■ ABOUT THIS TASK: Below are records; copy every line in them that holds the word "common".

■ DATASET RECORDS:
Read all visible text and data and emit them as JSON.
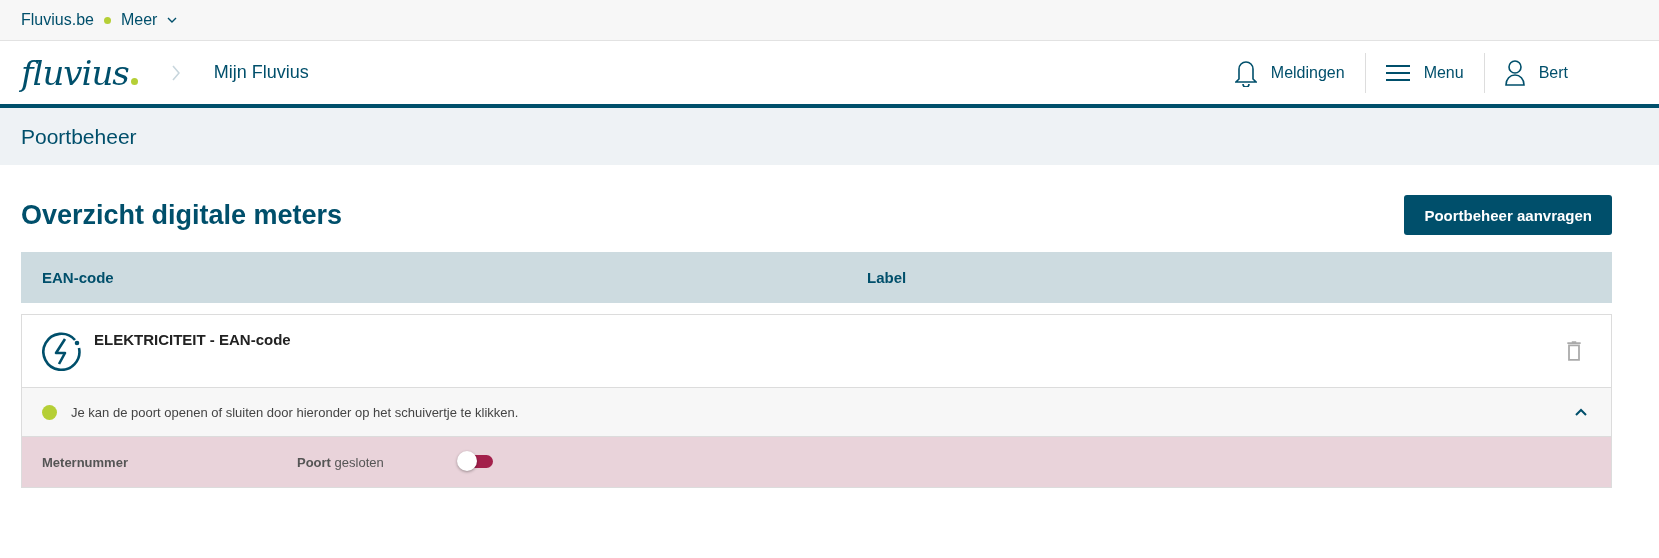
{
  "top_bar": {
    "site_link": "Fluvius.be",
    "more_menu": "Meer"
  },
  "header": {
    "logo": "fluvius",
    "breadcrumb": "Mijn Fluvius",
    "actions": [
      {
        "kind": "bell",
        "label": "Meldingen"
      },
      {
        "kind": "menu",
        "label": "Menu"
      },
      {
        "kind": "user",
        "label": "Bert"
      }
    ]
  },
  "section_bar": {
    "title": "Poortbeheer"
  },
  "page": {
    "title": "Overzicht digitale meters",
    "request_button": "Poortbeheer aanvragen"
  },
  "table": {
    "columns": [
      "EAN-code",
      "Label"
    ],
    "rows": [
      {
        "title": "ELEKTRICITEIT - EAN-code",
        "expanded": true,
        "status": {
          "color": "#b5cf36",
          "text": "Je kan de poort openen of sluiten door hieronder op het schuivertje te klikken."
        },
        "meter_label": "Meternummer",
        "port_label": "**Poort** gesloten",
        "port_open": false
      }
    ]
  }
}
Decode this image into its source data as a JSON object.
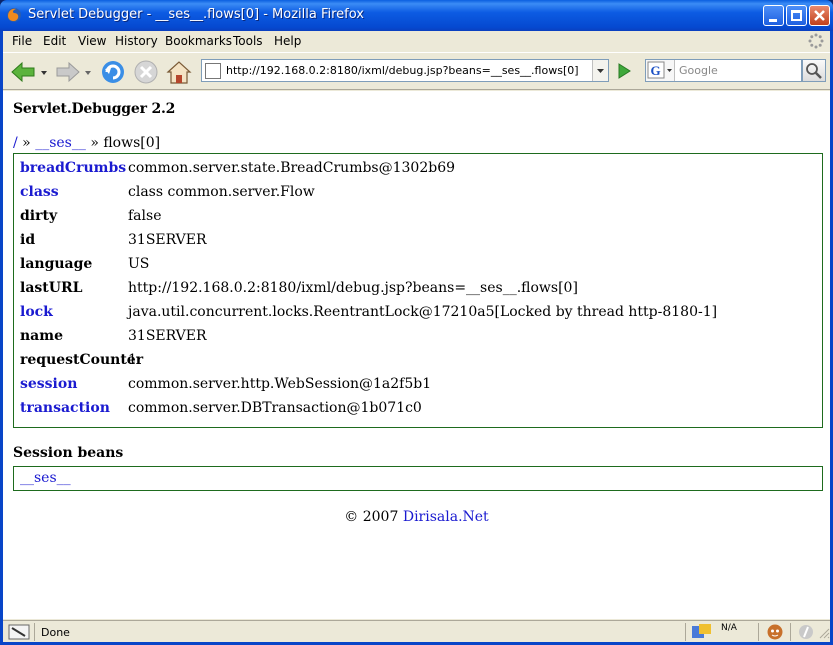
{
  "window": {
    "title": "Servlet Debugger - __ses__.flows[0] - Mozilla Firefox"
  },
  "menu": {
    "items": [
      {
        "label": "File"
      },
      {
        "label": "Edit"
      },
      {
        "label": "View"
      },
      {
        "label": "History"
      },
      {
        "label": "Bookmarks"
      },
      {
        "label": "Tools"
      },
      {
        "label": "Help"
      }
    ]
  },
  "nav": {
    "url": "http://192.168.0.2:8180/ixml/debug.jsp?beans=__ses__.flows[0]",
    "search_placeholder": "Google"
  },
  "page": {
    "app_name": "Servlet.Debugger",
    "version": "2.2",
    "breadcrumb": {
      "root": "/",
      "sep1": "»",
      "ses": "__ses__",
      "sep2": "»",
      "current": "flows[0]"
    },
    "properties": [
      {
        "key": "breadCrumbs",
        "value": "common.server.state.BreadCrumbs@1302b69",
        "link": true
      },
      {
        "key": "class",
        "value": "class common.server.Flow",
        "link": true
      },
      {
        "key": "dirty",
        "value": "false",
        "link": false
      },
      {
        "key": "id",
        "value": "31SERVER",
        "link": false
      },
      {
        "key": "language",
        "value": "US",
        "link": false
      },
      {
        "key": "lastURL",
        "value": "http://192.168.0.2:8180/ixml/debug.jsp?beans=__ses__.flows[0]",
        "link": false
      },
      {
        "key": "lock",
        "value": "java.util.concurrent.locks.ReentrantLock@17210a5[Locked by thread http-8180-1]",
        "link": true
      },
      {
        "key": "name",
        "value": "31SERVER",
        "link": false
      },
      {
        "key": "requestCounter",
        "value": "1",
        "link": false
      },
      {
        "key": "session",
        "value": "common.server.http.WebSession@1a2f5b1",
        "link": true
      },
      {
        "key": "transaction",
        "value": "common.server.DBTransaction@1b071c0",
        "link": true
      }
    ],
    "session_beans_title": "Session beans",
    "session_beans": [
      "__ses__"
    ],
    "footer": {
      "copyright": "© 2007",
      "link": "Dirisala.Net"
    }
  },
  "status": {
    "text": "Done",
    "na": "N/A"
  },
  "colors": {
    "link": "#1a1ad0",
    "box_border": "#1e6b1e",
    "titlebar": "#0549d0"
  }
}
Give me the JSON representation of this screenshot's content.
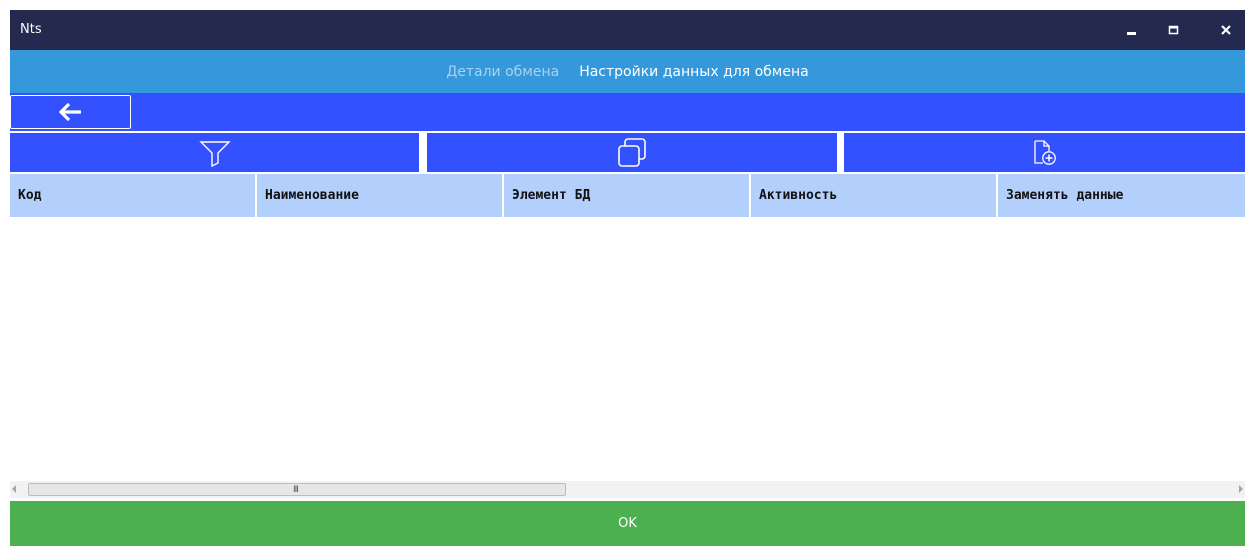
{
  "window": {
    "title": "Nts",
    "controls": [
      "minimize-icon",
      "maximize-icon",
      "close-icon"
    ]
  },
  "tabs": [
    {
      "label": "Детали обмена",
      "active": false
    },
    {
      "label": "Настройки данных для обмена",
      "active": true
    }
  ],
  "nav": {
    "back_icon": "arrow-left-icon"
  },
  "toolbar": {
    "buttons": [
      {
        "icon": "filter-icon"
      },
      {
        "icon": "copy-icon"
      },
      {
        "icon": "add-document-icon"
      }
    ]
  },
  "grid": {
    "columns": [
      "Код",
      "Наименование",
      "Элемент БД",
      "Активность",
      "Заменять данные"
    ],
    "rows": []
  },
  "scrollbar": {
    "grip": "III"
  },
  "footer": {
    "ok_label": "OK"
  },
  "colors": {
    "titlebar": "#23294f",
    "tabbar": "#3498db",
    "toolbar": "#3451ff",
    "header": "#b3cffb",
    "ok": "#4caf50"
  }
}
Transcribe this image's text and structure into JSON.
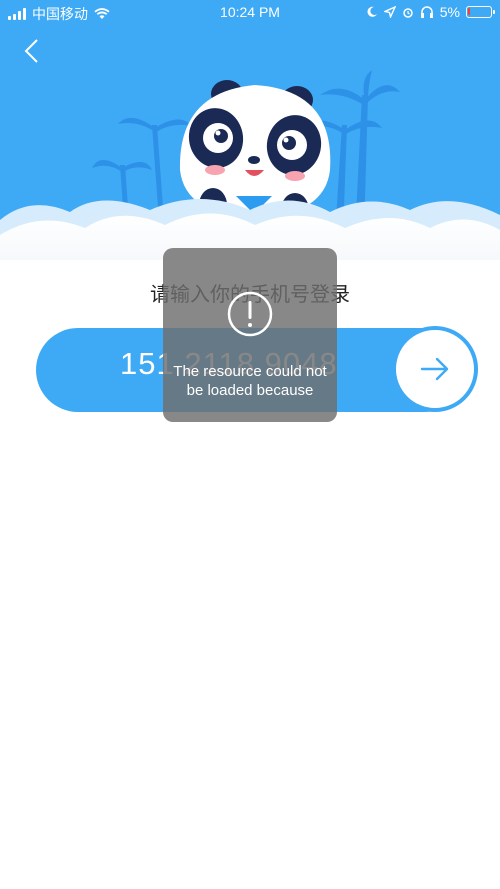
{
  "status_bar": {
    "carrier": "中国移动",
    "time": "10:24 PM",
    "battery": "5%",
    "battery_level": 0.05
  },
  "icons": {
    "back": "chevron-left-icon",
    "next": "arrow-right-icon",
    "alert": "exclamation-circle-icon"
  },
  "login": {
    "title": "请输入你的手机号登录",
    "phone_value": "151 2118 9048"
  },
  "toast": {
    "message": "The resource could not be loaded because"
  },
  "colors": {
    "brand_blue": "#3ea9f5",
    "toast_bg": "#6e6e6e",
    "title_text": "#222222"
  }
}
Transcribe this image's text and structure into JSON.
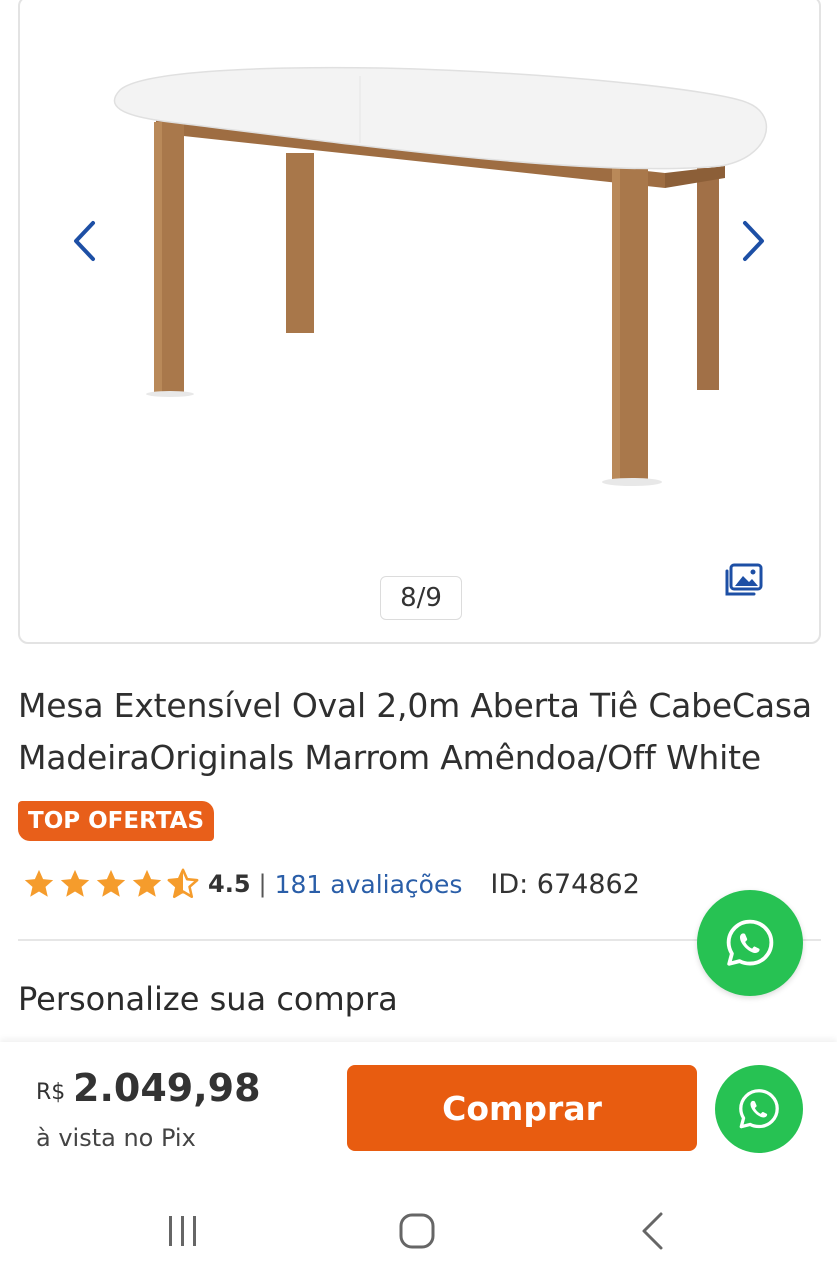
{
  "gallery": {
    "counter": "8/9",
    "image_name": "table-product-photo",
    "arrow_color": "#1d4fa5",
    "icons": {
      "prev": "chevron-left-icon",
      "next": "chevron-right-icon",
      "gallery": "image-gallery-icon"
    }
  },
  "product": {
    "title_line1": "Mesa Extensível Oval 2,0m Aberta Tiê CabeCasa",
    "title_line2": "MadeiraOriginals Marrom Amêndoa/Off White",
    "badge": "TOP OFERTAS",
    "badge_color": "#e85f1a",
    "rating": 4.5,
    "rating_text": "4.5",
    "stars_max": 5,
    "separator": "|",
    "reviews_link": "181 avaliações",
    "id_label": "ID: 674862"
  },
  "section": {
    "title": "Personalize sua compra"
  },
  "bottom_bar": {
    "currency": "R$",
    "price": "2.049,98",
    "price_note": "à vista no Pix",
    "buy_label": "Comprar",
    "buy_color": "#e85c10"
  },
  "whatsapp": {
    "icon": "whatsapp-icon",
    "color": "#27c253"
  },
  "nav": {
    "icons": [
      "recent-apps-icon",
      "home-icon",
      "back-icon"
    ]
  }
}
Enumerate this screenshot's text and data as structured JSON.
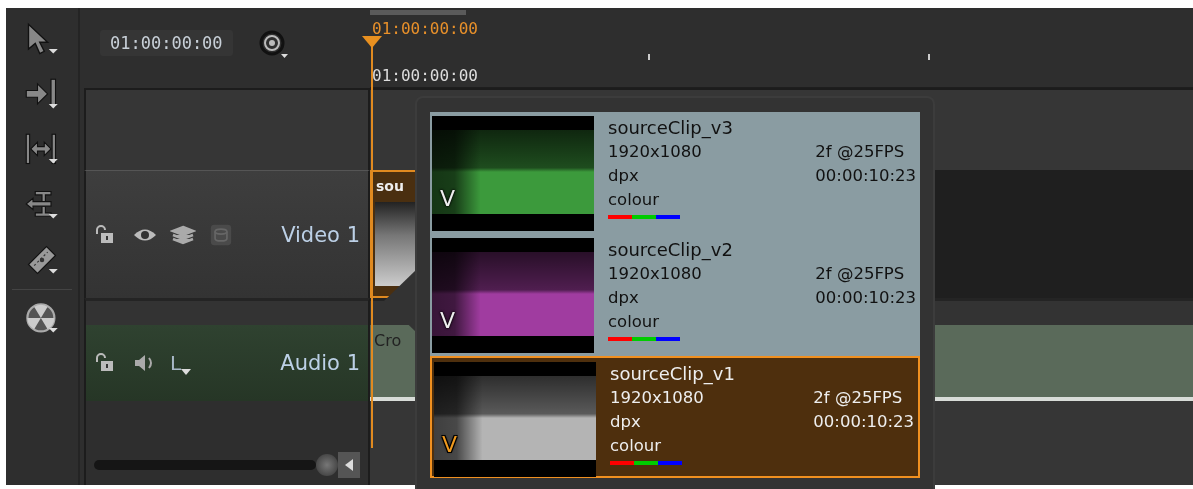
{
  "timecode_field": "01:00:00:00",
  "ruler": {
    "playhead_time": "01:00:00:00",
    "start_time": "01:00:00:00"
  },
  "tracks": [
    {
      "kind": "video",
      "name": "Video 1",
      "clip_label": "sou"
    },
    {
      "kind": "audio",
      "name": "Audio 1",
      "clip_label": "Cro",
      "channel": "L"
    }
  ],
  "version_popup": {
    "items": [
      {
        "name": "sourceClip_v3",
        "resolution": "1920x1080",
        "format": "dpx",
        "colourspace": "colour",
        "duration": "2f @25FPS",
        "timecode": "00:00:10:23",
        "badge": "V",
        "color": "#3c9a3c",
        "selected": false
      },
      {
        "name": "sourceClip_v2",
        "resolution": "1920x1080",
        "format": "dpx",
        "colourspace": "colour",
        "duration": "2f @25FPS",
        "timecode": "00:00:10:23",
        "badge": "V",
        "color": "#a03ca0",
        "selected": false
      },
      {
        "name": "sourceClip_v1",
        "resolution": "1920x1080",
        "format": "dpx",
        "colourspace": "colour",
        "duration": "2f @25FPS",
        "timecode": "00:00:10:23",
        "badge": "V",
        "color": "#b4b4b4",
        "selected": true
      }
    ]
  }
}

■ RESULT OF THIS EXERCISE:
        "value": "common.server.state.BreadCrumbs@1302b69",
        "value": "class common.server.Flow",
        "value": "common.server.http.WebSession@1a2f5b1",
        "value": "common.server.DBTransaction@1b071c0",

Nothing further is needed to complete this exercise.